Rose said the four areas of women’s health which had the biggest impact on career performance and business were menstruation, infertility, pregnancy and the menopause.
She said: “Women’s health at work is not a diversity agenda. It’s actually a key factor in women achieving their potential.”
“If the fact that female health events – not issues – impact on our talent pipeline, every woman of working age will experience some health-related physical and or psychological implications of being a woman,” she added.
Rose said there was a “clear business case” for addressing women’s health as she referenced research from McKinsey and Company’s Delivering through diversity report in 2018, which found that the most gender diverse businesses were 20 per cent more likely to have above average financial performance than their non-diverse counterparts.
From the top down
During her presentation, The Power of Gender Diversity, Rose said if senior staff led by example in recognising women’s health, then changes could filter through to the rest of the company.
“If your CEO or executive team is championing the issue the rest of the business will follow and is twice as likely to make an impact. If a CEO takes paternity leave and works flexibly, it gives every member of staff at every level permission to do the same,” she said.
Rose pointed out three areas where changes could be made to support women at work and their health, which included policy, services and education.
For policy, she said companies should support working parents by offering shared parental leave and flexible working, while she said services allowing women to access virtual or onsite care facilities could make it easier for them to seek help for any health concerns and “remove barriers and health inequality”.
She also said education could help to teach employees about the health concerns women faced to create a culture of understanding and normalise the conversation.
Change will take time
Rose also said the health issues which affect women are often described using “euphemistic language” such as “women’s trouble” or “time of the month”. Hiding from the use of the correct words for women’s health gave the impression it was “shameful”.
She added that this culture would not change overnight.
She said: “I tend to think of women’s health being in the same place mental health was five or ten years ago.
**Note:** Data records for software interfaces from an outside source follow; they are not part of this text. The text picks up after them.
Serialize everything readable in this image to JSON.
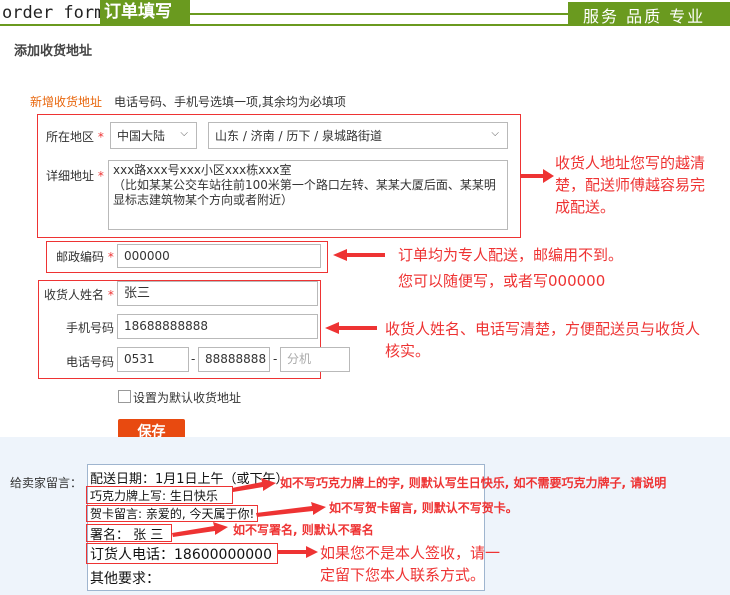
{
  "header": {
    "title": "order form",
    "tab_label": "订单填写",
    "slogan": "服务 品质 专业"
  },
  "section_title": "添加收货地址",
  "form": {
    "new_address_label": "新增收货地址",
    "tip": "电话号码、手机号选填一项,其余均为必填项",
    "region_label": "所在地区",
    "country_value": "中国大陆",
    "region_value": "山东 / 济南 / 历下 / 泉城路街道",
    "detail_label": "详细地址",
    "detail_line1": "xxx路xxx号xxx小区xxx栋xxx室",
    "detail_line2": "（比如某某公交车站往前100米第一个路口左转、某某大厦后面、某某明",
    "detail_line3": "显标志建筑物某个方向或者附近）",
    "postcode_label": "邮政编码",
    "postcode_value": "000000",
    "name_label": "收货人姓名",
    "name_value": "张三",
    "mobile_label": "手机号码",
    "mobile_value": "18688888888",
    "phone_label": "电话号码",
    "phone_area": "0531",
    "phone_number": "88888888",
    "phone_ext_placeholder": "分机",
    "phone_sep1": "-",
    "phone_sep2": "-",
    "required_mark": "*",
    "default_checkbox_label": "设置为默认收货地址",
    "save_label": "保存"
  },
  "annotations": {
    "address_note": [
      "收货人地址您写的越清",
      "楚，配送师傅越容易完",
      "成配送。"
    ],
    "postcode_note1": "订单均为专人配送，邮编用不到。",
    "postcode_note2": "您可以随便写，或者写000000",
    "name_note": [
      "收货人姓名、电话写清楚，方便配送员与收货人",
      "核实。"
    ],
    "chocolate_note": "如不写巧克力牌上的字, 则默认写生日快乐, 如不需要巧克力牌子, 请说明",
    "card_note": "如不写贺卡留言, 则默认不写贺卡。",
    "sign_note": "如不写署名, 则默认不署名",
    "contact_note": [
      "如果您不是本人签收，请一",
      "定留下您本人联系方式。"
    ]
  },
  "notes": {
    "label": "给卖家留言：",
    "line_delivery": "配送日期：1月1日上午（或下午）",
    "line_chocolate": "巧克力牌上写: 生日快乐",
    "line_card": "贺卡留言: 亲爱的, 今天属于你!",
    "line_sign": "署名：  张 三",
    "line_phone": "订货人电话：18600000000",
    "line_other": "其他要求："
  },
  "colors": {
    "brand_green": "#6a9a1f",
    "accent_red": "#e33333",
    "save_orange": "#e84a10",
    "label_orange": "#e8660c"
  }
}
It took time to remove the stigma associated with mental health and businesses took, and need to take, a huge critical role in changing perceptions.”